Journal of Drugs in Dermatology: "Psoriasis and its comorbidities."

National Psoriasis Foundation: "Images Link Psoriasis to Other Diseases," "About Psoriatic Arthritis," "Cardiovascular Disease," "Does Obesity Lead to Psoriasis?" "Depression," "Psoriasis tied to higher risk for type 2 diabetes," "Psoriasis Linked to Metabolic Syndrome," "Psoriasis, psoriatic arthritis connected to Crohn's," "Diet and Psoriasis," "Uveitis: A Threat to Eyesight," "New study points toward increased risk for some cancers in people with psoriasis," "Psoriasis alone raises risk for nonalcoholic liver disease," "Kidney Disease More Likely with Moderate to Severe Psoriasis."

Dermatology Research and Practice: "Psoriasis and Cardiovascular Risk: Assessment by CUORE Project Risk Score in Italian Patients."

American College of Rheumatology: "Psoriatic Arthritis."

The Arthritis Foundation: "What Is Psoriatic Arthritis?"

Jon T. Giles, MD, assistant professor of medicine, Columbia University School of Medicine.

The Psoriasis and Psoriatic Arthritis Alliance: "Psoriasis and the Heart."

JAMA News Network: "Psoriasis Associated with Diabetes, BMI & Obesity in Danish Twin Study."

U.C. Davis Health System: "People with severe psoriasis have nearly twice the risk of diabetes."

PlosOne: "Fast food intake increases the incidence of metabolic syndrome in children and adolescents: Tehran Lipid and Glucose Study."

American Academy of Dermatology: "Psoriasis."

Brazilian Annals of Dermatology: "Psoriasis: New comorbidities."

The Dermatologist: "Comorbidities in psoriasis."

National Eye Institute: "Facts About Uveitis."

Journal of Clinical and Aesthetic Dermatology: "Nonalcoholic Fatty Liver Disease and Psoriasis."

National Kidney Foundation: "About Chronic Kidney Disease."

Choosing Wisely: "Bone Density Tests."

Reviewed by Stephanie S. Gardner, MD on January 08, 2021

This tool does not provide medical advice. See additional information.
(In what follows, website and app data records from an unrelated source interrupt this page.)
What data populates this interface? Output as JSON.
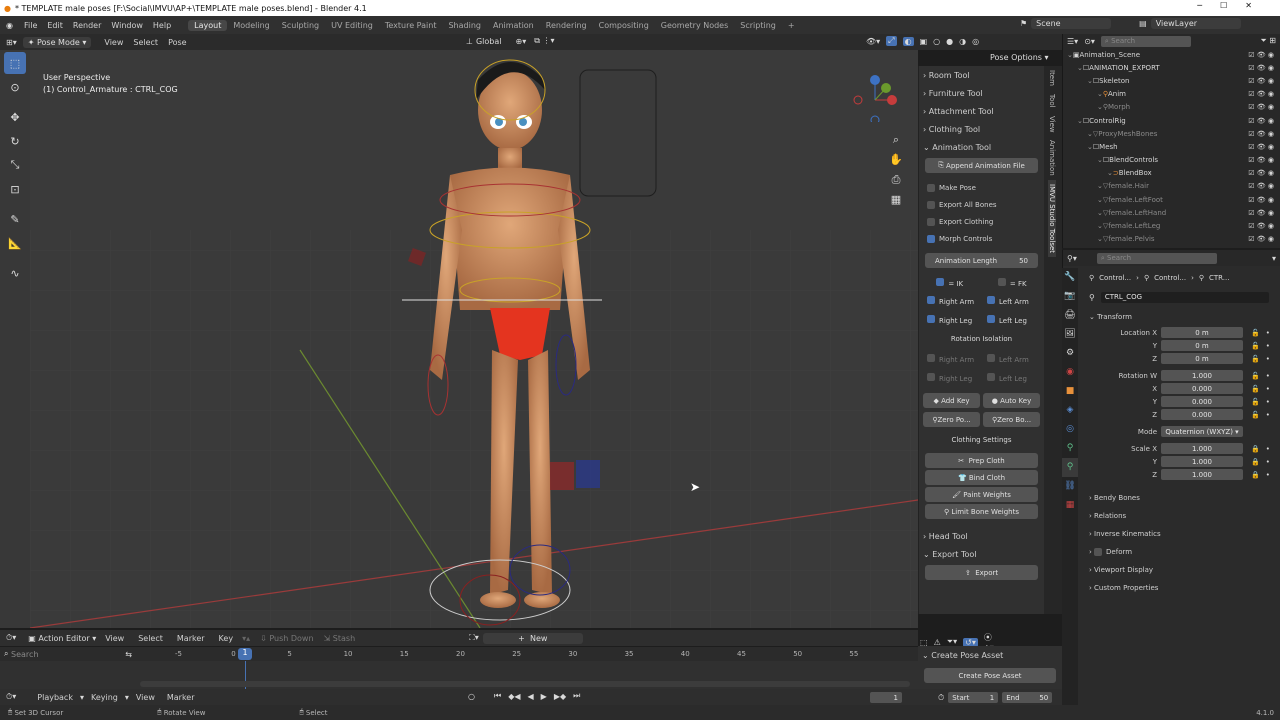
{
  "titlebar": {
    "title": "* TEMPLATE male poses [F:\\Social\\IMVU\\AP+\\TEMPLATE male poses.blend] - Blender 4.1"
  },
  "menus": [
    "File",
    "Edit",
    "Render",
    "Window",
    "Help"
  ],
  "workspaces": [
    "Layout",
    "Modeling",
    "Sculpting",
    "UV Editing",
    "Texture Paint",
    "Shading",
    "Animation",
    "Rendering",
    "Compositing",
    "Geometry Nodes",
    "Scripting"
  ],
  "scene": {
    "name": "Scene",
    "view_layer": "ViewLayer"
  },
  "viewport_header": {
    "mode": "Pose Mode",
    "menus": [
      "View",
      "Select",
      "Pose"
    ],
    "orientation": "Global",
    "pose_options": "Pose Options"
  },
  "viewport": {
    "perspective": "User Perspective",
    "object_info": "(1) Control_Armature : CTRL_COG"
  },
  "npanel": {
    "tools": [
      "Room Tool",
      "Furniture Tool",
      "Attachment Tool",
      "Clothing Tool",
      "Animation Tool"
    ],
    "append_animation": "Append Animation File",
    "checks": [
      "Make Pose",
      "Export All Bones",
      "Export Clothing",
      "Morph Controls"
    ],
    "animation_length_label": "Animation Length",
    "animation_length_value": "50",
    "ik_label": "= IK",
    "fk_label": "= FK",
    "limbs": [
      "Right Arm",
      "Left Arm",
      "Right Leg",
      "Left Leg"
    ],
    "rotation_isolation": "Rotation Isolation",
    "add_key": "Add Key",
    "auto_key": "Auto Key",
    "zero_po": "Zero Po...",
    "zero_bo": "Zero Bo...",
    "clothing_settings": "Clothing Settings",
    "cloth_buttons": [
      "Prep Cloth",
      "Bind Cloth",
      "Paint Weights",
      "Limit Bone Weights"
    ],
    "head_tool": "Head Tool",
    "export_tool": "Export Tool",
    "export": "Export",
    "tabs": [
      "Item",
      "Tool",
      "View",
      "Animation",
      "IMVU Studio Toolset"
    ]
  },
  "outliner": {
    "search_placeholder": "Search",
    "rows": [
      {
        "label": "Animation_Scene"
      },
      {
        "label": "ANIMATION_EXPORT"
      },
      {
        "label": "Skeleton"
      },
      {
        "label": "Anim"
      },
      {
        "label": "Morph"
      },
      {
        "label": "ControlRig"
      },
      {
        "label": "ProxyMeshBones"
      },
      {
        "label": "Mesh"
      },
      {
        "label": "BlendControls"
      },
      {
        "label": "BlendBox"
      },
      {
        "label": "female.Hair"
      },
      {
        "label": "female.LeftFoot"
      },
      {
        "label": "female.LeftHand"
      },
      {
        "label": "female.LeftLeg"
      },
      {
        "label": "female.Pelvis"
      }
    ]
  },
  "properties": {
    "search_placeholder": "Search",
    "breadcrumb": [
      "Control...",
      "Control...",
      "CTR..."
    ],
    "bone_name": "CTRL_COG",
    "transform": "Transform",
    "location_x": "0 m",
    "location_y": "0 m",
    "location_z": "0 m",
    "rotation_w": "1.000",
    "rotation_x": "0.000",
    "rotation_y": "0.000",
    "rotation_z": "0.000",
    "mode_label": "Mode",
    "mode": "Quaternion (WXYZ)",
    "scale_x": "1.000",
    "scale_y": "1.000",
    "scale_z": "1.000",
    "labels": {
      "location_x": "Location X",
      "x": "X",
      "y": "Y",
      "z": "Z",
      "rotation_w": "Rotation W",
      "scale_x": "Scale X"
    },
    "sections": [
      "Bendy Bones",
      "Relations",
      "Inverse Kinematics",
      "Deform",
      "Viewport Display",
      "Custom Properties"
    ]
  },
  "timeline": {
    "editor": "Action Editor",
    "menus": [
      "View",
      "Select",
      "Marker",
      "Key"
    ],
    "push_down": "Push Down",
    "stash": "Stash",
    "new": "New",
    "search_placeholder": "Search",
    "ticks": [
      "-5",
      "0",
      "5",
      "10",
      "15",
      "20",
      "25",
      "30",
      "35",
      "40",
      "45",
      "50",
      "55"
    ],
    "current_frame": "1",
    "footer_menus": [
      "Playback",
      "Keying",
      "View",
      "Marker"
    ],
    "frame": "1",
    "start_label": "Start",
    "start": "1",
    "end_label": "End",
    "end": "50",
    "create_pose_asset_header": "Create Pose Asset",
    "create_pose_asset_button": "Create Pose Asset"
  },
  "statusbar": {
    "left": "Set 3D Cursor",
    "middle": "Rotate View",
    "right": "Select",
    "version": "4.1.0"
  }
}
THIS TOOL DOES NOT PROVIDE MEDICAL ADVICE. It is intended for general informational purposes only and does not address individual circumstances. It is not a substitute for professional medical advice, diagnosis or treatment and should not be relied on to make decisions about your health. Never ignore professional medical advice in seeking treatment because of something you have read on the WebMD Site. If you think you may have a medical emergency, immediately call your doctor or dial 911.